A public hearing to investigate an increase in earthquake insurance rates will be held May 24.
Oklahoma Insurance Commissioner John D. Doak ordered the hearing — to be 8-10 a.m. — which will include data gathered by the department and comments from insurers and state residents.
“This is a proactive move to protect consumers,” Doak said. “We’ve seen some rate increase filings up to 100 percent come through the office, and we want to make sure we have a reasonably competitive market. There needs to be a valid financial basis for any rate increase and healthy competition that benefits consumers.”
The hearing will determine if there is a reasonable degree of competition in the market, according to a news release from Doak's office. Recent filings have not substantiated a need for increased rates, according to the release.
Doak also has concerns about competitiveness because 70 percent of earthquake insurance policies in the state are sold by just a few companies, and multi-line discounts make it difficult for a consumer to switch carriers to get a lower price or lower deductible.
During the hearing, Doak will consider the number of insurers writing coverage, market share information, economic barriers preventing new carriers, market concentration, whether long-term profitability for insurers is reasonable and the relationship between insurers' costs and revenue, according to the release.
The hearing will be held at Oklahoma Insurance Department, 3625 N.W. 56th St., Suite 100, Oklahoma City.
People wishing to speak must notify the department no later than May 17 by emailing General Counsel Gordon Amini at Gordon.Amini@oid.ok.gov.
Comments will be limited to issues of competition and pricing in the earthquake insurance market, and will not be a forum to discuss complaints about claim denials or manmade causes of earthquakes.
Public comment will be accepted for a limited amount of time. If some people do not get a chance to speak, they will be asked to provide written testimony, according to the release.
Oklahoma Insurance Department is working to collect earthquake claim data from 2010 to today, and it will be used to analyze payments and ensure fair claims handling is taking place.

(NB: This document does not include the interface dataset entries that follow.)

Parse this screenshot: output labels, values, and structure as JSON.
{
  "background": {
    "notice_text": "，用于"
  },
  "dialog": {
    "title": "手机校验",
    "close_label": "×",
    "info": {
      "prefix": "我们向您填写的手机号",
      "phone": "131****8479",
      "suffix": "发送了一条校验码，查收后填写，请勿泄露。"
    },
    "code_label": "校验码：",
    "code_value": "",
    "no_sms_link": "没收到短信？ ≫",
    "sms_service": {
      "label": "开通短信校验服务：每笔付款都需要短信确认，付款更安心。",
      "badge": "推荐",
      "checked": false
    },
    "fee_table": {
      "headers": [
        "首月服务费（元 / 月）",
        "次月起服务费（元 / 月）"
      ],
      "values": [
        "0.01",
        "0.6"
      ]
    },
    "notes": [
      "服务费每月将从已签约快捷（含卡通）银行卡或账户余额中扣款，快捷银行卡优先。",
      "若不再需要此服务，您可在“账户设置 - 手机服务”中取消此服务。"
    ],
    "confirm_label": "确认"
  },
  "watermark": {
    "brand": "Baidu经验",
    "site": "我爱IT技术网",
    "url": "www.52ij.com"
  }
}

“I am responsible for making sure consumers are protected and that insurers are financially solvent,” Doak said. “Gathering this data helps me accomplish both goals.”
Other recent earthquake response efforts in the state include Gov. Mary Fallin signing a bill into law Monday that entails ordering wastewater disposal wells, linked to an increase in quakes, to shut down without notice or a hearing, according to an Associated Press story.
Oklahoma Corporation Commission is given authority through the bill to take any necessary action.